If you want 'perfect', you'll mount them 100% vertical.

If you want 'it'll do', you'll mount them at an angle.

'Balmer
08-09-2010, 02:32 PM
actually pretty much do mean vertically, no more then 30degrees is the rule.

30 degrees is a hell of a long way from vertical...

Zibi
08-09-2010, 02:55 PM
30 degrees is a hell of a long way from vertical...

I think he means 30 degrees from vertical, so a 60 degree angle from the axle tube

dh_4_ever
08-09-2010, 04:12 PM
the ideal shock mount for good stability is as wide as possible (up against the tire) and in the stroke of the suspention. so on a leaf sprung axle, the top should be pointed to the shackle slightly, so as its always taking the load direclty inline, as the axle is loaded. but like 4skin said, you wont be able to get enough shock travel. so compromise. I use disconnect swaybars to control what my shocks dont anymore (I do alot of highway driving and towing with the jeep as well)

'Balmer
08-09-2010, 05:38 PM
I think he means 30 degrees from vertical, so a 60 degree angle from the axle tube

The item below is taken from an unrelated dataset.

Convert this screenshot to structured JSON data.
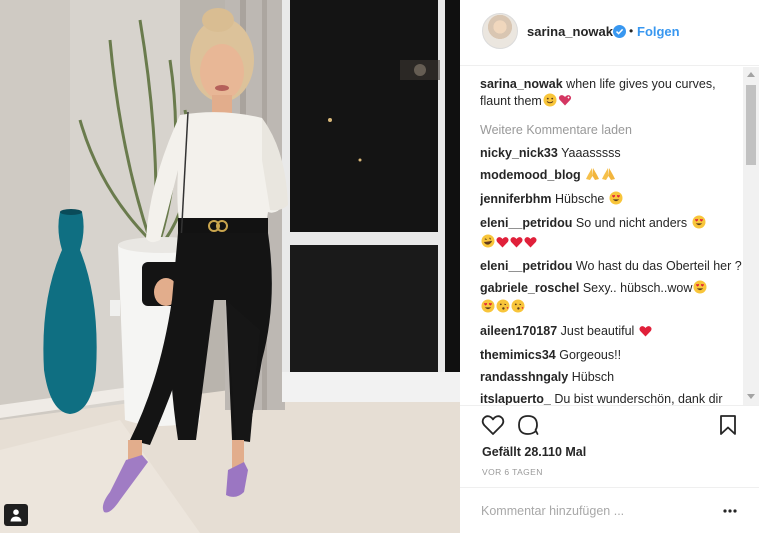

Ya, I got that...

and 30 degrees is a hell of a long way from vertical.